Anyone taking heroin, especially those in Glasgow, should be aware of the possibility of contracting the bacterial infection botulism. Drugs can be contaminated with these bacteria at any point, from manufacture to preparation for use. To reduce your chances of contracting botulism make sure you only inject in to a vein, try smoking or using rectally instead of injecting. If you or anyone you know suffers from difficulty speaking or swallowing, blurred vision or extreme weakness then seek medical help immediately.
Heroin is a highly addictive analgesic (pain relieving) drug which can make you feel calm, relaxed and deeply secure. It also lowers your heart rate and breathing and causes drowsiness. People taking it can feel cut off from physical and emotional pain and may experience a feeling of well-being as well as nausea, anxiety and feeling withdrawn.
It comes in an off-white or light to dark brown powder and is usually smoked, heated using foil and inhaled (chasing/burning) or injected. Purity often varies making it difficult to judge dose and dependency can happen very quickly.
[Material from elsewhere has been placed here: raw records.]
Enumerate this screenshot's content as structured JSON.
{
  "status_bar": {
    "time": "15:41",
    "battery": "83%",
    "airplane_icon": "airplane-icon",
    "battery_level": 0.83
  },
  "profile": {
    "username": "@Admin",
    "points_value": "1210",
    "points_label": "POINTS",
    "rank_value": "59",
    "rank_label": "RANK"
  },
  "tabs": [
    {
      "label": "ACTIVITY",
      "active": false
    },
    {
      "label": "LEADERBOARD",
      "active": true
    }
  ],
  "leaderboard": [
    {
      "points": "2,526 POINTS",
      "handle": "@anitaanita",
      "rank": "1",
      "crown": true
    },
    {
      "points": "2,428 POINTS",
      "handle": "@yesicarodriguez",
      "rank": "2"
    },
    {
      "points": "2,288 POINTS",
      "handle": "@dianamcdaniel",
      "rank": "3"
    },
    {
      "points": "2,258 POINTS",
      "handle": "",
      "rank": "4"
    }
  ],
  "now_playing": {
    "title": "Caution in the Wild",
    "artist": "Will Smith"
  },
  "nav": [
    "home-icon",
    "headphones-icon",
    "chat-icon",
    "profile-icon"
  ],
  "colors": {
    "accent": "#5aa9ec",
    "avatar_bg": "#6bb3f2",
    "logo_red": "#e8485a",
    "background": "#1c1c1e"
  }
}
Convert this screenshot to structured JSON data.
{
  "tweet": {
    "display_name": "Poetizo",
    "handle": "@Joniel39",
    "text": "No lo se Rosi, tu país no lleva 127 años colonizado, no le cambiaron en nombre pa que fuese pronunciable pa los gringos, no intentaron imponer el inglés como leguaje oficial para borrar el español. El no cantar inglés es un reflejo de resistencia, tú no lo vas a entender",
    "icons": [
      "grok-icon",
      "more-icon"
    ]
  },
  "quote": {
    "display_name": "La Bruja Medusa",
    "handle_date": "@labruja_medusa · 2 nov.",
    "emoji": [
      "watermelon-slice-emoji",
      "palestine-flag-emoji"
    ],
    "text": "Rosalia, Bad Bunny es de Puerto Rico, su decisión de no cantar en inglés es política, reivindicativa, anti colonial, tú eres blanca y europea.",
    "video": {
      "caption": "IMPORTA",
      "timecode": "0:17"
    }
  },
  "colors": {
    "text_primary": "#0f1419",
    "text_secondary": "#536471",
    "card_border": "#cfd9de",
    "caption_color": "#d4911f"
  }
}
Regular users will need larger doses to get the same effect and may begin to experience withdrawal symptoms and cravings.
People who don't take heroin for a while will have a reduced tolerance and are at a higher risk of overdose.
If you choose to use heroin:
Smoking heroin is less dangerous than injecting due to reduced risk of getting blood borne viruses including HIV, hepatitis B and hepatitis C. Those who take heroin are advised never to share any equipment
If you choose to inject, don't do all your heroin in one go. Make sure you are with other people who can call an ambulance in case you overdose
If injecting: only use clean supplies, use the smallest needle possible, only use clean equipment, rotate your sites, wash injecting sites/ hands and never share equipment!
Avoid other downers like alcohol, methadone, benzos or sleeping tablets as this will increase your risk of overdose
Naloxone can reverse an opiate overdose- speak to your local drug service to find out more. Or visit: http://www.naloxone.org.uk
Class A drug. Penalties for possession are up to 7 years in prison and/or an unlimited fine. Supply holds penalties of up to life in prison and/or an unlimited fine.